Chancellor helps SMEs, overlooks freelancers in Autumn Statement

Money, News

In front of the Commons today Chancellor George Osborne delivered his Autumn Statement, outlining how he hopes to aid Britain’s economic recovery. Beset by grim financial news all week, Osborne needed to deliver a solid plan for growth and meaningful legislative change to help the UK’s freelancers, contractors and small businesses.

After initially being laughed back into his seat following an overly optimistic opening statement, the Chancellor went on to detail the state of the UK economy. As you would expect, he highlighted the current Government’s achievements, including a 25% cut of the deficit in 2 years, and an additional 1.2 million private sector jobs in the same period (600,000 more than predicted).

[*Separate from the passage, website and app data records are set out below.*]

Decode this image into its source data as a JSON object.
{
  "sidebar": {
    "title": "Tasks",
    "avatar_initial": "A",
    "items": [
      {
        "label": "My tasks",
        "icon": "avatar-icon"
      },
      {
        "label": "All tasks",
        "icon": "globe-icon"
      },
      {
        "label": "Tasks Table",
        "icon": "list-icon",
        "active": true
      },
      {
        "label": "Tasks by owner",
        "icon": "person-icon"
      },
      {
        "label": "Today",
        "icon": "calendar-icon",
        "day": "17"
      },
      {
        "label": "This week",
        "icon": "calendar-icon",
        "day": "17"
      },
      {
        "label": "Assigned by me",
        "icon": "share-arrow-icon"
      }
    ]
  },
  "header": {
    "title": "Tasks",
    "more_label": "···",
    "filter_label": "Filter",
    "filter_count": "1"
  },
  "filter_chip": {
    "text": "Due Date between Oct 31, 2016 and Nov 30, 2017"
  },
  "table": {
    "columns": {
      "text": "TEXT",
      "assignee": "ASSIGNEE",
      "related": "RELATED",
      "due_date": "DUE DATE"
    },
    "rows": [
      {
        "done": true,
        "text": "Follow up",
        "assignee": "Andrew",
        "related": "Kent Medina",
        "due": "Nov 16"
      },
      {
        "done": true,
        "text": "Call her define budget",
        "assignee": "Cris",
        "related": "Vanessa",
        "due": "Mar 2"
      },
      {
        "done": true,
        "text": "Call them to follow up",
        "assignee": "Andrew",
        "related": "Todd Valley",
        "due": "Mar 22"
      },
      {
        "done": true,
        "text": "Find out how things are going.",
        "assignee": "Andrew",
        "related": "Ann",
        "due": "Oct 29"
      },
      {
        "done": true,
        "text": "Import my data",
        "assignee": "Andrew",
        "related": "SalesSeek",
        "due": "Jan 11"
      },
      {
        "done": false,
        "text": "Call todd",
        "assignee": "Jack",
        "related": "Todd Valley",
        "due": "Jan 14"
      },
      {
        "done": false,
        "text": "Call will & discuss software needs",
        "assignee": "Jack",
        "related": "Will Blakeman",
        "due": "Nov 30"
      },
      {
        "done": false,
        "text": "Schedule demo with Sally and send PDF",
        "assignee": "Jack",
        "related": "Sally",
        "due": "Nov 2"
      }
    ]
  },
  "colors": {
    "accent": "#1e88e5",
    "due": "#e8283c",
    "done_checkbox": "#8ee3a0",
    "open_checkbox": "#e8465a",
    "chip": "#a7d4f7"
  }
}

It wasn’t all sunshine and lollipops though – Osborne shared the results of an OBR forecast that cut growth projections significantly. Importantly, he confirmed that overall UK debt will not begin to fall until after the next election – missing a key Government target. The message was clear, however; the economy is recovering, and we have a long road ahead of us.

Employment is expected to keep rising, and the Chancellor revealed the UK now has a greater proportion of its population in employment than either the Eurozone or the US.

Like last year there was little to be pleased about for freelancers and contractors.

The Small Business Bank, designed to house the Government’s various investment and incentive schemes, will go ahead with around £1 billion in funding – although quite where those funds are destined to go is as yet unknown.

The personal allowance will be rising more than originally announced, up to £9,440 from next April instead of the planned £9,205, and the planned 3 pence per litre fuel duty hike in January has been abolished – good news for those of us driving regularly!

The Chancellor confirmed his rather dubious shares-for-rights scheme will go ahead, and also announced a further 1% reduction in the Main Rate of Corporation Tax (that’s the one the vast majority of freelancers are not on) from April 2014.

One ray of light in the announcement was a ten-fold increase in capital allowances from £25,000 to £250,000 – good news for those with excess cash sloshing around they wish to invest in their business!

We’re still digesting the new rules set out in the Autumn Statement, and will have more coverage coming shortly!

Photo by altogetherfool

  • Rosie Slosek @1ManBandAccts

    That increase in capital items allowance is also a good way of taking a sole trader business down into a lower tax bracket, so keep an eye on your numbers before the tax year ends so you can take advantage if necessary.

  • Danny Quinn

    Inspiring and optimistic. Thank you very much

  • Gavin Eades

    The company i work for is instructing the driver’s not to use other work but to put the vehicle mode into break, (while waiting to unload/load, not using POA as unsure of how long the waiting period is going to be) the reason they telling the driver’s to use this, is to extend the working time. I have said break periods need to be of a certain length, 30 minutes then 15 or the full 45 minutes, by putting the mode into break when completing other work this will surely flag up infringements (insufficient break) when the drivers card is downloaded if the mode is constantly on break when not driving? When i questioned this, the answer i received “a leading tachograph analyst has told them this is OK to do?”.